Work order:
On how many lines of the records below does the string "labels" appear? Reply with only the number.

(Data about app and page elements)
◇ ◇ ◇ ◇ ◇

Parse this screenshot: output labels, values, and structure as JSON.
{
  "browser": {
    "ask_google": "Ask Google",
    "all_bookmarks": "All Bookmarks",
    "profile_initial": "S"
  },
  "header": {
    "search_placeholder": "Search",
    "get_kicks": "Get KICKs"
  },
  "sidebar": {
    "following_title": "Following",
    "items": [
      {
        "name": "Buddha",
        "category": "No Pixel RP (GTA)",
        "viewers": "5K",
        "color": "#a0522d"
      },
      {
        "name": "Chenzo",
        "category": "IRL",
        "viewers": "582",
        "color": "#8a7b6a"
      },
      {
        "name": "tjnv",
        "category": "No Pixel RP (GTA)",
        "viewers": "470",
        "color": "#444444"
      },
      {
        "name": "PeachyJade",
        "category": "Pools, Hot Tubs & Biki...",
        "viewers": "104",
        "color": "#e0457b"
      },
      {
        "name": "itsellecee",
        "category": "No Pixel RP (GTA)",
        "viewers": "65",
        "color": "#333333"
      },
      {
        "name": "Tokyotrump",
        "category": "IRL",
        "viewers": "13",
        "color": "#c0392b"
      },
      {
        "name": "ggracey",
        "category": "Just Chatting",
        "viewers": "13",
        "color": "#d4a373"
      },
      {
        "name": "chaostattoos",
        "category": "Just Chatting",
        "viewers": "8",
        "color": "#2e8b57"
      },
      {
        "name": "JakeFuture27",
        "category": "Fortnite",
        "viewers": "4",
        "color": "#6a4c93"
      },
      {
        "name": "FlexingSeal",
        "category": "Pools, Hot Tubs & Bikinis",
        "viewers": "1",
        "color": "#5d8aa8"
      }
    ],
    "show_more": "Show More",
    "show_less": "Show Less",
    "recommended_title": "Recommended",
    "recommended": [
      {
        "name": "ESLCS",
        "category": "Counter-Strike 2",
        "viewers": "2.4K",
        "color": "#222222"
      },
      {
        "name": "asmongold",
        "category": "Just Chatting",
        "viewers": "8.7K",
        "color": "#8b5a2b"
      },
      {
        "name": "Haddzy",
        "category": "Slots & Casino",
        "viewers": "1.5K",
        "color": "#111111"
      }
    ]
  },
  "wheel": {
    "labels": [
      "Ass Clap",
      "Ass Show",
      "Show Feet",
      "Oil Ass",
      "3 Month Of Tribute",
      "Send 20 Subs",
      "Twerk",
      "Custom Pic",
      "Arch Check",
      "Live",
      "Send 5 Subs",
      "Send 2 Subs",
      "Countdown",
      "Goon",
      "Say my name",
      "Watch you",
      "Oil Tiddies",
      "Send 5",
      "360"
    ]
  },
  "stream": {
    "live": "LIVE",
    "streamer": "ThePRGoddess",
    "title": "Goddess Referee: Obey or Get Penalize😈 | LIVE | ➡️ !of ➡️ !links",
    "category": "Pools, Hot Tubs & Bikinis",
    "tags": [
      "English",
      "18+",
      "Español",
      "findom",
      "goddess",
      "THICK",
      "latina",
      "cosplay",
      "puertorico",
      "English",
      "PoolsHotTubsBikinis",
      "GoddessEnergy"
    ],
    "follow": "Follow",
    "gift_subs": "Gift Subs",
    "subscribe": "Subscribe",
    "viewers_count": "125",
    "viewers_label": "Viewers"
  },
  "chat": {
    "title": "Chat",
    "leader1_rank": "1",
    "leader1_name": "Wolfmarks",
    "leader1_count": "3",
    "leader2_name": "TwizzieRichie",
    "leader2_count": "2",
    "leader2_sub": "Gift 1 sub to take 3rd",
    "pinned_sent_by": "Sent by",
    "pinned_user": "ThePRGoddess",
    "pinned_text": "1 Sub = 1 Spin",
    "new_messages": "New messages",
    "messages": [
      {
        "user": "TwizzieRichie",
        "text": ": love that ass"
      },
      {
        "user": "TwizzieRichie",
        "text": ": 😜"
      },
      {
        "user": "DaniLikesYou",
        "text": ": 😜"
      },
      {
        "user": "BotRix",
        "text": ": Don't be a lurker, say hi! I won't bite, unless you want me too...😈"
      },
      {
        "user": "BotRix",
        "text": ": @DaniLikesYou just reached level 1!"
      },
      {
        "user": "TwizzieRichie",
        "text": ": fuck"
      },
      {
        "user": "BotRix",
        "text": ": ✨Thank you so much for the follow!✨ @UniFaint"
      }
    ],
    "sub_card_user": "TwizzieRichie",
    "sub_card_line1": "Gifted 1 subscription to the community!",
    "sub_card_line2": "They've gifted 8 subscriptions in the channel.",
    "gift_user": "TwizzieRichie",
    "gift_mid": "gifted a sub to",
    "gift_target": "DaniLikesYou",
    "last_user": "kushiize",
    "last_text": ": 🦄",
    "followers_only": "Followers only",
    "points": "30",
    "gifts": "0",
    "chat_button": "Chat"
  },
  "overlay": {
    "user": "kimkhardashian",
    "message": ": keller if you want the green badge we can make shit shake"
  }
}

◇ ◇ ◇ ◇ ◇

Task solution:
2